To do
Reproduce the listing below exactly, except for its pictures.

Data records
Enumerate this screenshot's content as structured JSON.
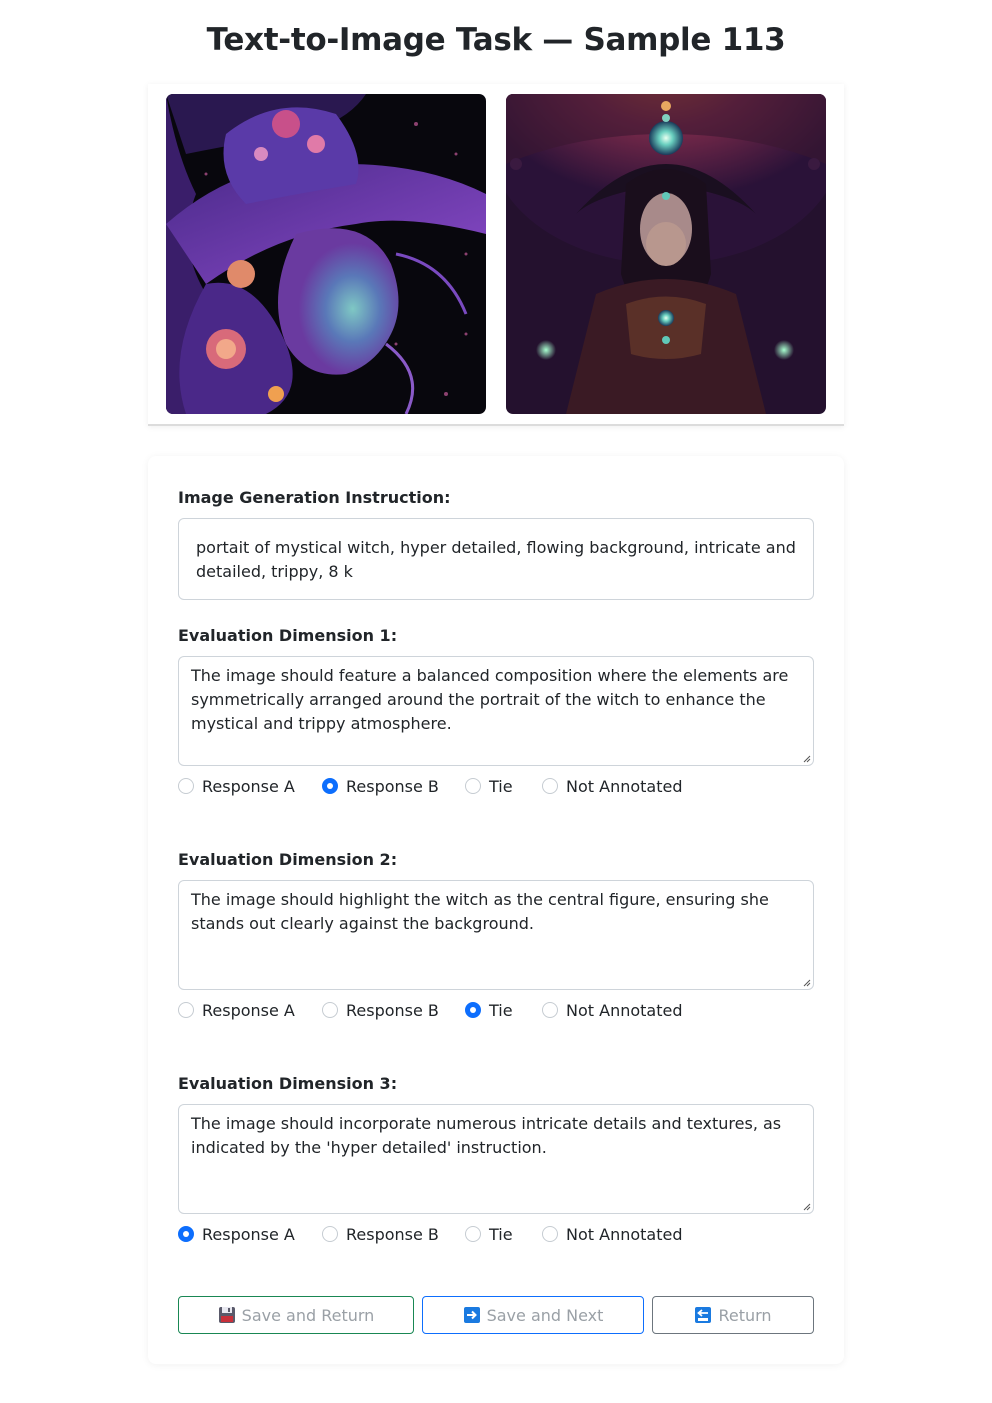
{
  "page": {
    "title": "Text-to-Image Task — Sample 113"
  },
  "images": [
    {
      "icon": "witch-portrait-image-a"
    },
    {
      "icon": "witch-portrait-image-b"
    }
  ],
  "instruction": {
    "label": "Image Generation Instruction:",
    "text": "portait of mystical witch, hyper detailed, flowing background, intricate and detailed, trippy, 8 k"
  },
  "radio_options": [
    "Response A",
    "Response B",
    "Tie",
    "Not Annotated"
  ],
  "dimensions": [
    {
      "label": "Evaluation Dimension 1:",
      "text": "The image should feature a balanced composition where the elements are symmetrically arranged around the portrait of the witch to enhance the mystical and trippy atmosphere.",
      "selected": "Response B"
    },
    {
      "label": "Evaluation Dimension 2:",
      "text": "The image should highlight the witch as the central figure, ensuring she stands out clearly against the background.",
      "selected": "Tie"
    },
    {
      "label": "Evaluation Dimension 3:",
      "text": "The image should incorporate numerous intricate details and textures, as indicated by the 'hyper detailed' instruction.",
      "selected": "Response A"
    }
  ],
  "buttons": {
    "save_return": "Save and Return",
    "save_next": "Save and Next",
    "return": "Return"
  },
  "colors": {
    "primary": "#0d6efd",
    "success": "#198754",
    "secondary": "#6c757d"
  }
}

Result of the exercise
Enumerate this screenshot's content as structured JSON.
{
  "page": {
    "title": "Text-to-Image Task — Sample 113"
  },
  "images": [
    {
      "icon": "witch-portrait-image-a"
    },
    {
      "icon": "witch-portrait-image-b"
    }
  ],
  "instruction": {
    "label": "Image Generation Instruction:",
    "text": "portait of mystical witch, hyper detailed, flowing background, intricate and detailed, trippy, 8 k"
  },
  "radio_options": [
    "Response A",
    "Response B",
    "Tie",
    "Not Annotated"
  ],
  "dimensions": [
    {
      "label": "Evaluation Dimension 1:",
      "text": "The image should feature a balanced composition where the elements are symmetrically arranged around the portrait of the witch to enhance the mystical and trippy atmosphere.",
      "selected": "Response B"
    },
    {
      "label": "Evaluation Dimension 2:",
      "text": "The image should highlight the witch as the central figure, ensuring she stands out clearly against the background.",
      "selected": "Tie"
    },
    {
      "label": "Evaluation Dimension 3:",
      "text": "The image should incorporate numerous intricate details and textures, as indicated by the 'hyper detailed' instruction.",
      "selected": "Response A"
    }
  ],
  "buttons": {
    "save_return": "Save and Return",
    "save_next": "Save and Next",
    "return": "Return"
  },
  "colors": {
    "primary": "#0d6efd",
    "success": "#198754",
    "secondary": "#6c757d"
  }
}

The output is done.